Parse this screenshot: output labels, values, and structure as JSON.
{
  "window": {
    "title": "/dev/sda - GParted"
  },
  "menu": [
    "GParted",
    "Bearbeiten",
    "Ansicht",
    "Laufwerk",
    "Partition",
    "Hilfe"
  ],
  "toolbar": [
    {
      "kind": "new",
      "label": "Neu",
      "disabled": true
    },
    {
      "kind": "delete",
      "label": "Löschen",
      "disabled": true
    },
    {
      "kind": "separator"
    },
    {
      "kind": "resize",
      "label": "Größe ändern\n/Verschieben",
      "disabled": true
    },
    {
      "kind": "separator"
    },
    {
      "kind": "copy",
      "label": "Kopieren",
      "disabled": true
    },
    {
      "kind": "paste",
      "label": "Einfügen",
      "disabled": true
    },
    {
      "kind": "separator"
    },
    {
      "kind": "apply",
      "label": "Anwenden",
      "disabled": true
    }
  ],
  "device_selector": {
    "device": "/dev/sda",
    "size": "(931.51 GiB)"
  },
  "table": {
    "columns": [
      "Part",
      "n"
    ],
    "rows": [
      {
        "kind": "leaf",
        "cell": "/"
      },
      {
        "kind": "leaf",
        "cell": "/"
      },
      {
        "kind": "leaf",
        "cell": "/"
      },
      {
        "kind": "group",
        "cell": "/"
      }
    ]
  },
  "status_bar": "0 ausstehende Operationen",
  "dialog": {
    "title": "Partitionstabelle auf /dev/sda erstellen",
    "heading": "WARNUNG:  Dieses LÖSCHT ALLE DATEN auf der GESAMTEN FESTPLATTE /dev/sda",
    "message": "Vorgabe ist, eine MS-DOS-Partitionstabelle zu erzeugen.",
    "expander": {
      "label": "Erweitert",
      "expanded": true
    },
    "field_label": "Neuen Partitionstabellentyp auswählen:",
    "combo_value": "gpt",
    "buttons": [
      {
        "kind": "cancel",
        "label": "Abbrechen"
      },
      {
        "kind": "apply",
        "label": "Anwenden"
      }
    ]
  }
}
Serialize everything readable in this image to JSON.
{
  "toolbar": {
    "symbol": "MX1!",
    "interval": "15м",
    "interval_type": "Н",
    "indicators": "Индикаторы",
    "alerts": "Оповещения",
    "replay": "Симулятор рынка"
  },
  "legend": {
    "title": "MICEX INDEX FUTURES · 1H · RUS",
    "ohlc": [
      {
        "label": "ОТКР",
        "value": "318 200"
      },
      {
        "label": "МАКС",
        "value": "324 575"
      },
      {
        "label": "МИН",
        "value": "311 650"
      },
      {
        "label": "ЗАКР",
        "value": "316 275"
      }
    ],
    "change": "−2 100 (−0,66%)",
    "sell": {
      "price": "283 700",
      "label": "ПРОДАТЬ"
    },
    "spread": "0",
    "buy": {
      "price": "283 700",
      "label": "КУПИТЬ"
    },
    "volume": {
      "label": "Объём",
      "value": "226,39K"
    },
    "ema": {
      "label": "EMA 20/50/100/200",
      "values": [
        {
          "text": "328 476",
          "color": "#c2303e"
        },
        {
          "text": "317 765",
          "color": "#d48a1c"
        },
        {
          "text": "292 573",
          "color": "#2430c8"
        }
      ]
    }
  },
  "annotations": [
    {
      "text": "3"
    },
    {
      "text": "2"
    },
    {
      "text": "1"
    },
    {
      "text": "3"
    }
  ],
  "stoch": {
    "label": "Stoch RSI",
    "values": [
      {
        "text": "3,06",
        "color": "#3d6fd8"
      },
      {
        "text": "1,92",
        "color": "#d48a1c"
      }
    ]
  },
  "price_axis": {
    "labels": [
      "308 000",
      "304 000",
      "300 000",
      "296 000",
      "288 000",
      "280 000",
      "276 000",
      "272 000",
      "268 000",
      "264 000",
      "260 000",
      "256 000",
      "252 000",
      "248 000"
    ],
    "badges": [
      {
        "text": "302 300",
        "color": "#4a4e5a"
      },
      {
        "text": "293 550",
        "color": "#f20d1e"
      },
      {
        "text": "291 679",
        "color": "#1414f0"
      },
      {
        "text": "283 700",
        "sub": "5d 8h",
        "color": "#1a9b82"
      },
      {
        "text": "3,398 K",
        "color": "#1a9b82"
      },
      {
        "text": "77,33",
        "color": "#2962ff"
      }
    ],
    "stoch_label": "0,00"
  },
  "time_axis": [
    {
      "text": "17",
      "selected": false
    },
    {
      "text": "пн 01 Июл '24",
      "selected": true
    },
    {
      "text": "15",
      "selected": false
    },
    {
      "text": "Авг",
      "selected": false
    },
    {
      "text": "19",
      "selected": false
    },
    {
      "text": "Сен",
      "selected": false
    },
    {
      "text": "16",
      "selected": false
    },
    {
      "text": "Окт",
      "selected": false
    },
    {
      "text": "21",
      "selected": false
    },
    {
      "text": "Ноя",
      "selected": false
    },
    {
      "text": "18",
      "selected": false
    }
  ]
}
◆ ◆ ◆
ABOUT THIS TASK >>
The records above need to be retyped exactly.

SOLUTION FOR THIS EXERCISE >>
Parse this screenshot: output labels, values, and structure as JSON.
{
  "window": {
    "title": "/dev/sda - GParted"
  },
  "menu": [
    "GParted",
    "Bearbeiten",
    "Ansicht",
    "Laufwerk",
    "Partition",
    "Hilfe"
  ],
  "toolbar": [
    {
      "kind": "new",
      "label": "Neu",
      "disabled": true
    },
    {
      "kind": "delete",
      "label": "Löschen",
      "disabled": true
    },
    {
      "kind": "separator"
    },
    {
      "kind": "resize",
      "label": "Größe ändern\n/Verschieben",
      "disabled": true
    },
    {
      "kind": "separator"
    },
    {
      "kind": "copy",
      "label": "Kopieren",
      "disabled": true
    },
    {
      "kind": "paste",
      "label": "Einfügen",
      "disabled": true
    },
    {
      "kind": "separator"
    },
    {
      "kind": "apply",
      "label": "Anwenden",
      "disabled": true
    }
  ],
  "device_selector": {
    "device": "/dev/sda",
    "size": "(931.51 GiB)"
  },
  "table": {
    "columns": [
      "Part",
      "n"
    ],
    "rows": [
      {
        "kind": "leaf",
        "cell": "/"
      },
      {
        "kind": "leaf",
        "cell": "/"
      },
      {
        "kind": "leaf",
        "cell": "/"
      },
      {
        "kind": "group",
        "cell": "/"
      }
    ]
  },
  "status_bar": "0 ausstehende Operationen",
  "dialog": {
    "title": "Partitionstabelle auf /dev/sda erstellen",
    "heading": "WARNUNG:  Dieses LÖSCHT ALLE DATEN auf der GESAMTEN FESTPLATTE /dev/sda",
    "message": "Vorgabe ist, eine MS-DOS-Partitionstabelle zu erzeugen.",
    "expander": {
      "label": "Erweitert",
      "expanded": true
    },
    "field_label": "Neuen Partitionstabellentyp auswählen:",
    "combo_value": "gpt",
    "buttons": [
      {
        "kind": "cancel",
        "label": "Abbrechen"
      },
      {
        "kind": "apply",
        "label": "Anwenden"
      }
    ]
  }
}
Serialize everything readable in this image to JSON.
{
  "toolbar": {
    "symbol": "MX1!",
    "interval": "15м",
    "interval_type": "Н",
    "indicators": "Индикаторы",
    "alerts": "Оповещения",
    "replay": "Симулятор рынка"
  },
  "legend": {
    "title": "MICEX INDEX FUTURES · 1H · RUS",
    "ohlc": [
      {
        "label": "ОТКР",
        "value": "318 200"
      },
      {
        "label": "МАКС",
        "value": "324 575"
      },
      {
        "label": "МИН",
        "value": "311 650"
      },
      {
        "label": "ЗАКР",
        "value": "316 275"
      }
    ],
    "change": "−2 100 (−0,66%)",
    "sell": {
      "price": "283 700",
      "label": "ПРОДАТЬ"
    },
    "spread": "0",
    "buy": {
      "price": "283 700",
      "label": "КУПИТЬ"
    },
    "volume": {
      "label": "Объём",
      "value": "226,39K"
    },
    "ema": {
      "label": "EMA 20/50/100/200",
      "values": [
        {
          "text": "328 476",
          "color": "#c2303e"
        },
        {
          "text": "317 765",
          "color": "#d48a1c"
        },
        {
          "text": "292 573",
          "color": "#2430c8"
        }
      ]
    }
  },
  "annotations": [
    {
      "text": "3"
    },
    {
      "text": "2"
    },
    {
      "text": "1"
    },
    {
      "text": "3"
    }
  ],
  "stoch": {
    "label": "Stoch RSI",
    "values": [
      {
        "text": "3,06",
        "color": "#3d6fd8"
      },
      {
        "text": "1,92",
        "color": "#d48a1c"
      }
    ]
  },
  "price_axis": {
    "labels": [
      "308 000",
      "304 000",
      "300 000",
      "296 000",
      "288 000",
      "280 000",
      "276 000",
      "272 000",
      "268 000",
      "264 000",
      "260 000",
      "256 000",
      "252 000",
      "248 000"
    ],
    "badges": [
      {
        "text": "302 300",
        "color": "#4a4e5a"
      },
      {
        "text": "293 550",
        "color": "#f20d1e"
      },
      {
        "text": "291 679",
        "color": "#1414f0"
      },
      {
        "text": "283 700",
        "sub": "5d 8h",
        "color": "#1a9b82"
      },
      {
        "text": "3,398 K",
        "color": "#1a9b82"
      },
      {
        "text": "77,33",
        "color": "#2962ff"
      }
    ],
    "stoch_label": "0,00"
  },
  "time_axis": [
    {
      "text": "17",
      "selected": false
    },
    {
      "text": "пн 01 Июл '24",
      "selected": true
    },
    {
      "text": "15",
      "selected": false
    },
    {
      "text": "Авг",
      "selected": false
    },
    {
      "text": "19",
      "selected": false
    },
    {
      "text": "Сен",
      "selected": false
    },
    {
      "text": "16",
      "selected": false
    },
    {
      "text": "Окт",
      "selected": false
    },
    {
      "text": "21",
      "selected": false
    },
    {
      "text": "Ноя",
      "selected": false
    },
    {
      "text": "18",
      "selected": false
    }
  ]
}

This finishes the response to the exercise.